(Page and application data records)
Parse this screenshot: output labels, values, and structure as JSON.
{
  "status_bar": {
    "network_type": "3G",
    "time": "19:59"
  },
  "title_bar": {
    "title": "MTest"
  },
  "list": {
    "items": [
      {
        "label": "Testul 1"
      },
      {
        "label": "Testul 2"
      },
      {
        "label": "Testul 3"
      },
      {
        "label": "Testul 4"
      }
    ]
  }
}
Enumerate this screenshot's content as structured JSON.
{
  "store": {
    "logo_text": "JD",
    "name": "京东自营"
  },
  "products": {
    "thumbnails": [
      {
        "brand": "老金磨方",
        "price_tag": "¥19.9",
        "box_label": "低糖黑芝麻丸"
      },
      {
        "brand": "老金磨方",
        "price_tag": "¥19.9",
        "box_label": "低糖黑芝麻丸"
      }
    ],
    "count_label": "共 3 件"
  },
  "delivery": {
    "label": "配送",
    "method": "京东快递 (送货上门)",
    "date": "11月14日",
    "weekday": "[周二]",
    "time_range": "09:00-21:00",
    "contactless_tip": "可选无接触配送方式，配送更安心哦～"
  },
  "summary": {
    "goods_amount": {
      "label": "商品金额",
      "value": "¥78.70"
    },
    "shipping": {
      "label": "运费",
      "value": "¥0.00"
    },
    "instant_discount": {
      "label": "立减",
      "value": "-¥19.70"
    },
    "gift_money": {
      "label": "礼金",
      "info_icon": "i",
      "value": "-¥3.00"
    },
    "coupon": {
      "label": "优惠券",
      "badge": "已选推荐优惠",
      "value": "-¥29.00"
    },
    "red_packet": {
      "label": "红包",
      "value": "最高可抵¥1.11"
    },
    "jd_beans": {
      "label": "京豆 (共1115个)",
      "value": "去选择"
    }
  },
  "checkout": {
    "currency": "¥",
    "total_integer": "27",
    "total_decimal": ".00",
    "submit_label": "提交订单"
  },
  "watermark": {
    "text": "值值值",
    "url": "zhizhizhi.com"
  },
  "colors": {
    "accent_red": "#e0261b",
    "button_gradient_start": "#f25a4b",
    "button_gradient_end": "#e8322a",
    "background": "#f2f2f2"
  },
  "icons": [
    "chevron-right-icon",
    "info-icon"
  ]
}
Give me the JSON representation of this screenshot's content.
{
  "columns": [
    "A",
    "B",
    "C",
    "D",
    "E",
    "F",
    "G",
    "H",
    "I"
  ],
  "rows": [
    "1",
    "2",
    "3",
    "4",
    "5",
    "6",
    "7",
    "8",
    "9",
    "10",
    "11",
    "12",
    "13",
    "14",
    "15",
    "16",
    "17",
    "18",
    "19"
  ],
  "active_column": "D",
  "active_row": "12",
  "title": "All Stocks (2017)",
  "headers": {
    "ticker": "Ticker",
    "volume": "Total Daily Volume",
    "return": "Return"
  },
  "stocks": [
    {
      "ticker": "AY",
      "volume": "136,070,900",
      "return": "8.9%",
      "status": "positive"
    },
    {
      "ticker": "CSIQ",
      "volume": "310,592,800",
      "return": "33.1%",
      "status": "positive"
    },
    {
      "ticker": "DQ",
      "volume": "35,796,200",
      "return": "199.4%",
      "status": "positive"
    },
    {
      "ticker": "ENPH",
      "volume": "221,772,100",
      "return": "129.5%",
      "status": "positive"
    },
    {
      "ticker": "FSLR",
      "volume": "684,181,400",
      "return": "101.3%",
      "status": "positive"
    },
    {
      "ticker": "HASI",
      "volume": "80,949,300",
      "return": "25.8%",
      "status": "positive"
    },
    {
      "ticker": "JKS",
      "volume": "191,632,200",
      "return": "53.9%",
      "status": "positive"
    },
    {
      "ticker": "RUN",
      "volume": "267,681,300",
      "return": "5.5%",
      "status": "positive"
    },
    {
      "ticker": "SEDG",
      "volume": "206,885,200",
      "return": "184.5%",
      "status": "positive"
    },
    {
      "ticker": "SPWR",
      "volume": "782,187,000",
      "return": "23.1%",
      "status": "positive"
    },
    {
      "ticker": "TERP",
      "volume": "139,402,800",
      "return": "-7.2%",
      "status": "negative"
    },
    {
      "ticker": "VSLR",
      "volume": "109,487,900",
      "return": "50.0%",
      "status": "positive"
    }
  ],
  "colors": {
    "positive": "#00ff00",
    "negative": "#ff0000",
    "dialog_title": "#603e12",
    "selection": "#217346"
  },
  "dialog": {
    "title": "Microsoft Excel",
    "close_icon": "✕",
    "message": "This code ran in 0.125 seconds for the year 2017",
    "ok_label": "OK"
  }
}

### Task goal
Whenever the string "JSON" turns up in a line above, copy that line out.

### Response below
Parse this screenshot: output labels, values, and structure as JSON.
Enumerate this screenshot's content as structured JSON.
Give me the JSON representation of this screenshot's content.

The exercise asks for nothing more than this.